"In fact, the operating cost performance of Pickering A may be the worst of any nuclear station in North America," the energy board contended. Pickering B was slightly better over those two years but was still "more than twice the U.S. median and significantly above Bruce."
The regulator rejected OPG's requested rate hike and, taking other cost factors into account, ruled that an 8.5 per cent increase was more reasonable.
Norm Rubin, director of nuclear research at Energy Probe, said the ruling calls into question whether Pickering A's two operating reactors should continue to operate. Reactors 2 and 3 were mothballed in 2005, but units 1 and 4 were refurbished in 2005 and 2003, respectively, at a cost of $2 billion.
"Why the heck did we refurbish these things?" asked Rubin, suggesting that if Pickering A was shut down today electricity rates would actually go down. "These are the reactors we've thrown the most money at and it continues to cost us the most to run them. What's wrong with this picture?"
It calls into question the wisdom of future refurbishment projects, he added.
The board denied OPG a request that 25 per cent of its revenues be fixed regardless of how much power it produces, while the remaining 75 per cent be tied to the number of megawatt-hours it generates.
Critics argued that OPG, by requesting the fixed payment, was indirectly admitting that its nuclear assets are unlikely to perform as expected and it wanted to reduce that risk. The energy board said customers shouldn't have to pay for power that isn't produced.
But Rubin warned that the risk is merely shifted from electricity consumers to taxpayers.
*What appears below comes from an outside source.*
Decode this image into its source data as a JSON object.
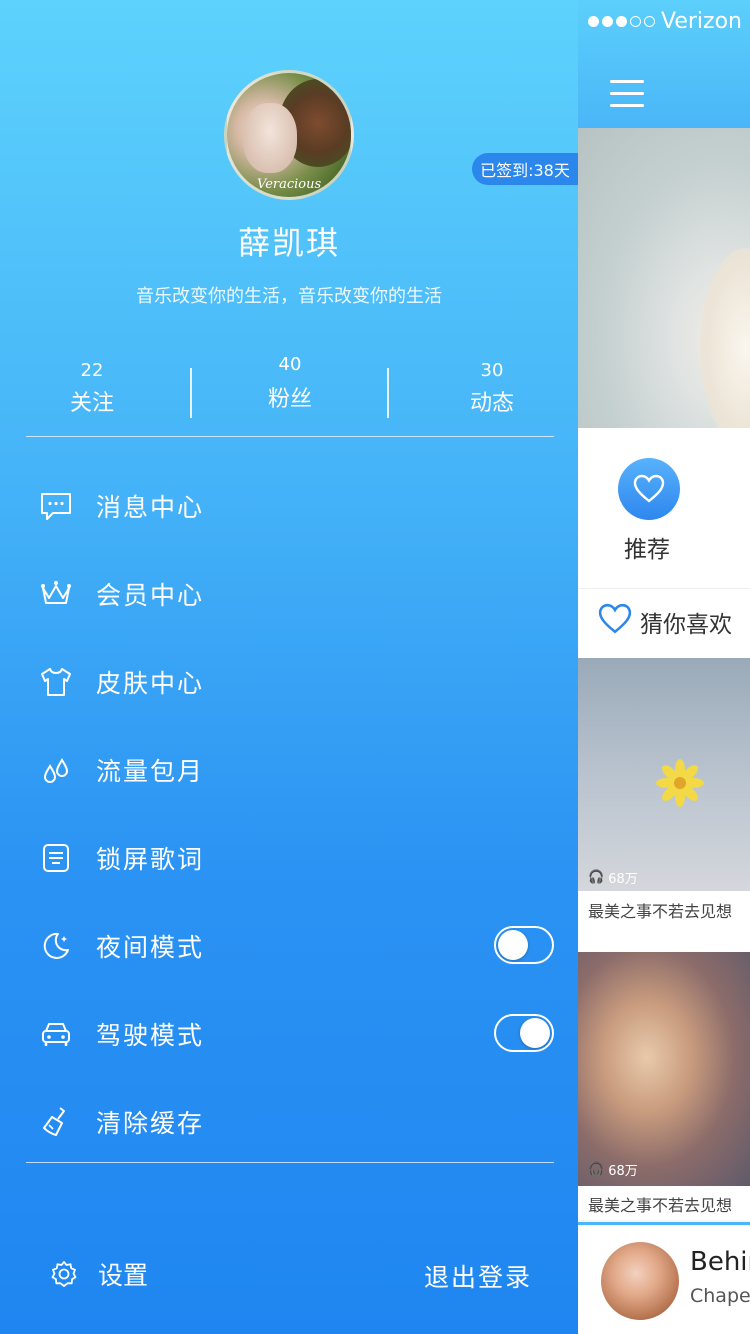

The Ontario government will ultimately end up covering the bill.